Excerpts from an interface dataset
Segment Open

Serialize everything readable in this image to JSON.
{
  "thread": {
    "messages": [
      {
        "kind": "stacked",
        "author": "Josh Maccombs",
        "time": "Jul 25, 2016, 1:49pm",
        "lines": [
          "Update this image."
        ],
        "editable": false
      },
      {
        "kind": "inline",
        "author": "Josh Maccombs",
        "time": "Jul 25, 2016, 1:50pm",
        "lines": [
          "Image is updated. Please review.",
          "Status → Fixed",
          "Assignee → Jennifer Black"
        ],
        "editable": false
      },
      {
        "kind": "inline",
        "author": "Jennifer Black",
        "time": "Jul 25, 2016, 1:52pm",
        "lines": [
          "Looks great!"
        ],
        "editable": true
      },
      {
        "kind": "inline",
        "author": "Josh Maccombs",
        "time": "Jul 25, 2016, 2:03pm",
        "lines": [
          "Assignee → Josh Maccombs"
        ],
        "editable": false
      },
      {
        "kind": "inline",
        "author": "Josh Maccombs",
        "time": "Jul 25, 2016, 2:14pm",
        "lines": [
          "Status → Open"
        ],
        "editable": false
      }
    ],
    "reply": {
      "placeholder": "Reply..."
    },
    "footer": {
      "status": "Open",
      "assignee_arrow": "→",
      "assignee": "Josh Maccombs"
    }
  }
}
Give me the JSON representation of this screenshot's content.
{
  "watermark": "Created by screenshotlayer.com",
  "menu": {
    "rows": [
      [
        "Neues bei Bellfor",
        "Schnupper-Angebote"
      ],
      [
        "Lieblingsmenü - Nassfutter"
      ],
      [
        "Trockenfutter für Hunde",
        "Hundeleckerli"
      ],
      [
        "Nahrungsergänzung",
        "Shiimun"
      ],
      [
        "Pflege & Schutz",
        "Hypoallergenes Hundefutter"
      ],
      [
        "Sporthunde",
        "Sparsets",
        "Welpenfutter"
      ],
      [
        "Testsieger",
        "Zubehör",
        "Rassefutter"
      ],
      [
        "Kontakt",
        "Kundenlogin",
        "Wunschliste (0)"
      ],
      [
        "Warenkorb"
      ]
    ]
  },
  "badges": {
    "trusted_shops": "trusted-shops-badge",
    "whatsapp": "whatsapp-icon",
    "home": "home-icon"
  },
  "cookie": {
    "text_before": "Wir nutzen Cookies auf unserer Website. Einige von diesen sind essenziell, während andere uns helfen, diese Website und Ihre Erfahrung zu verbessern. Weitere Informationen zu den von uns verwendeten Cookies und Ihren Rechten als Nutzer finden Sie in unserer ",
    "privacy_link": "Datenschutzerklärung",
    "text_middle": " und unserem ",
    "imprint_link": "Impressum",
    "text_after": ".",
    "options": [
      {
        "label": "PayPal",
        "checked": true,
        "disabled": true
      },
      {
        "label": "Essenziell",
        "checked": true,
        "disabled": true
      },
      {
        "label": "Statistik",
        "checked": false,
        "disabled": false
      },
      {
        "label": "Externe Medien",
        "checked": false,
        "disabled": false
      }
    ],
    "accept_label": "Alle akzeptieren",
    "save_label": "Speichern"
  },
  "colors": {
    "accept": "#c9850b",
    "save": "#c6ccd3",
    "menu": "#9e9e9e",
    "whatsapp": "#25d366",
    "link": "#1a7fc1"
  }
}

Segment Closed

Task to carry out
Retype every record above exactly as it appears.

Solution for this problem
Serialize everything readable in this image to JSON.
{
  "thread": {
    "messages": [
      {
        "kind": "stacked",
        "author": "Josh Maccombs",
        "time": "Jul 25, 2016, 1:49pm",
        "lines": [
          "Update this image."
        ],
        "editable": false
      },
      {
        "kind": "inline",
        "author": "Josh Maccombs",
        "time": "Jul 25, 2016, 1:50pm",
        "lines": [
          "Image is updated. Please review.",
          "Status → Fixed",
          "Assignee → Jennifer Black"
        ],
        "editable": false
      },
      {
        "kind": "inline",
        "author": "Jennifer Black",
        "time": "Jul 25, 2016, 1:52pm",
        "lines": [
          "Looks great!"
        ],
        "editable": true
      },
      {
        "kind": "inline",
        "author": "Josh Maccombs",
        "time": "Jul 25, 2016, 2:03pm",
        "lines": [
          "Assignee → Josh Maccombs"
        ],
        "editable": false
      },
      {
        "kind": "inline",
        "author": "Josh Maccombs",
        "time": "Jul 25, 2016, 2:14pm",
        "lines": [
          "Status → Open"
        ],
        "editable": false
      }
    ],
    "reply": {
      "placeholder": "Reply..."
    },
    "footer": {
      "status": "Open",
      "assignee_arrow": "→",
      "assignee": "Josh Maccombs"
    }
  }
}
Give me the JSON representation of this screenshot's content.
{
  "watermark": "Created by screenshotlayer.com",
  "menu": {
    "rows": [
      [
        "Neues bei Bellfor",
        "Schnupper-Angebote"
      ],
      [
        "Lieblingsmenü - Nassfutter"
      ],
      [
        "Trockenfutter für Hunde",
        "Hundeleckerli"
      ],
      [
        "Nahrungsergänzung",
        "Shiimun"
      ],
      [
        "Pflege & Schutz",
        "Hypoallergenes Hundefutter"
      ],
      [
        "Sporthunde",
        "Sparsets",
        "Welpenfutter"
      ],
      [
        "Testsieger",
        "Zubehör",
        "Rassefutter"
      ],
      [
        "Kontakt",
        "Kundenlogin",
        "Wunschliste (0)"
      ],
      [
        "Warenkorb"
      ]
    ]
  },
  "badges": {
    "trusted_shops": "trusted-shops-badge",
    "whatsapp": "whatsapp-icon",
    "home": "home-icon"
  },
  "cookie": {
    "text_before": "Wir nutzen Cookies auf unserer Website. Einige von diesen sind essenziell, während andere uns helfen, diese Website und Ihre Erfahrung zu verbessern. Weitere Informationen zu den von uns verwendeten Cookies und Ihren Rechten als Nutzer finden Sie in unserer ",
    "privacy_link": "Datenschutzerklärung",
    "text_middle": " und unserem ",
    "imprint_link": "Impressum",
    "text_after": ".",
    "options": [
      {
        "label": "PayPal",
        "checked": true,
        "disabled": true
      },
      {
        "label": "Essenziell",
        "checked": true,
        "disabled": true
      },
      {
        "label": "Statistik",
        "checked": false,
        "disabled": false
      },
      {
        "label": "Externe Medien",
        "checked": false,
        "disabled": false
      }
    ],
    "accept_label": "Alle akzeptieren",
    "save_label": "Speichern"
  },
  "colors": {
    "accept": "#c9850b",
    "save": "#c6ccd3",
    "menu": "#9e9e9e",
    "whatsapp": "#25d366",
    "link": "#1a7fc1"
  }
}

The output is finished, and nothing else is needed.